Problem » For the data that follows, report how many lines contain the word "this", and nothing else.

#####

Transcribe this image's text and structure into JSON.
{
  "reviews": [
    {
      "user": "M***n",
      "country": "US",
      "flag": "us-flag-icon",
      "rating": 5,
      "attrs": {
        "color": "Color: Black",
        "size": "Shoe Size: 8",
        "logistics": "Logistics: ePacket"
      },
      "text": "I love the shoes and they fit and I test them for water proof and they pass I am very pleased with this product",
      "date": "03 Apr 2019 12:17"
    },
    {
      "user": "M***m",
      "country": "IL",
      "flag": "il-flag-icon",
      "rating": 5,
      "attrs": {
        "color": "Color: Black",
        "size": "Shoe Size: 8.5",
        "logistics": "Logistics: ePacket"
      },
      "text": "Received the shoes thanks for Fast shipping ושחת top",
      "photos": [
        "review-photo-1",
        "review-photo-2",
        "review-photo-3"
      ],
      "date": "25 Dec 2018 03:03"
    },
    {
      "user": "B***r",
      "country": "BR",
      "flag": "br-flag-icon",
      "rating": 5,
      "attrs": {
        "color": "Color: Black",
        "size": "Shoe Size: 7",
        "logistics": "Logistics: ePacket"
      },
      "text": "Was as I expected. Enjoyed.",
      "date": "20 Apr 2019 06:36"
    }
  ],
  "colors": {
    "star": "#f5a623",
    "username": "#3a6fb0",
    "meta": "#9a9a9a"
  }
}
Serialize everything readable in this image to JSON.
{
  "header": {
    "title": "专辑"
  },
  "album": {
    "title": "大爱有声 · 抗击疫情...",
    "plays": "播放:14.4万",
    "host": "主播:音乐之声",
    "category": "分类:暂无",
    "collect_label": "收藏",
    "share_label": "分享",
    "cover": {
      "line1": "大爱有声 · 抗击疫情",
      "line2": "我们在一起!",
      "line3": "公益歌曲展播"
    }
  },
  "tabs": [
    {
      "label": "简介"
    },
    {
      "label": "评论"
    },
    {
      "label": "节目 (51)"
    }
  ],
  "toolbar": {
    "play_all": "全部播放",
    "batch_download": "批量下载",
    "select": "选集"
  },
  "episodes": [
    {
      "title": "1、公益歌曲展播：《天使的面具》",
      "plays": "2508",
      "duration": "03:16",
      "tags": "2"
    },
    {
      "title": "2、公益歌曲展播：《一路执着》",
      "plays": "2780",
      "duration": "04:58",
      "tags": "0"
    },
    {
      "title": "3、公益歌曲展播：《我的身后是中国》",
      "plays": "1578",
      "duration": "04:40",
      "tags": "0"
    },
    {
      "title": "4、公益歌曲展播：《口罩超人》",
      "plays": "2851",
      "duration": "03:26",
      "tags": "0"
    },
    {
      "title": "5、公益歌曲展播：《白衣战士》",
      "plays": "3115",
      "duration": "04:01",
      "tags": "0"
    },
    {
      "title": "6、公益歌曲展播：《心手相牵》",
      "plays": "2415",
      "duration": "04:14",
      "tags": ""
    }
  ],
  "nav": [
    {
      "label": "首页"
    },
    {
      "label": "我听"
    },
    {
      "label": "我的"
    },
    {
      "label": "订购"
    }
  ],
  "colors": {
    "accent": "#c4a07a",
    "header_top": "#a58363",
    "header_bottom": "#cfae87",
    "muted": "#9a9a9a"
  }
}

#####

Exercise answer » 3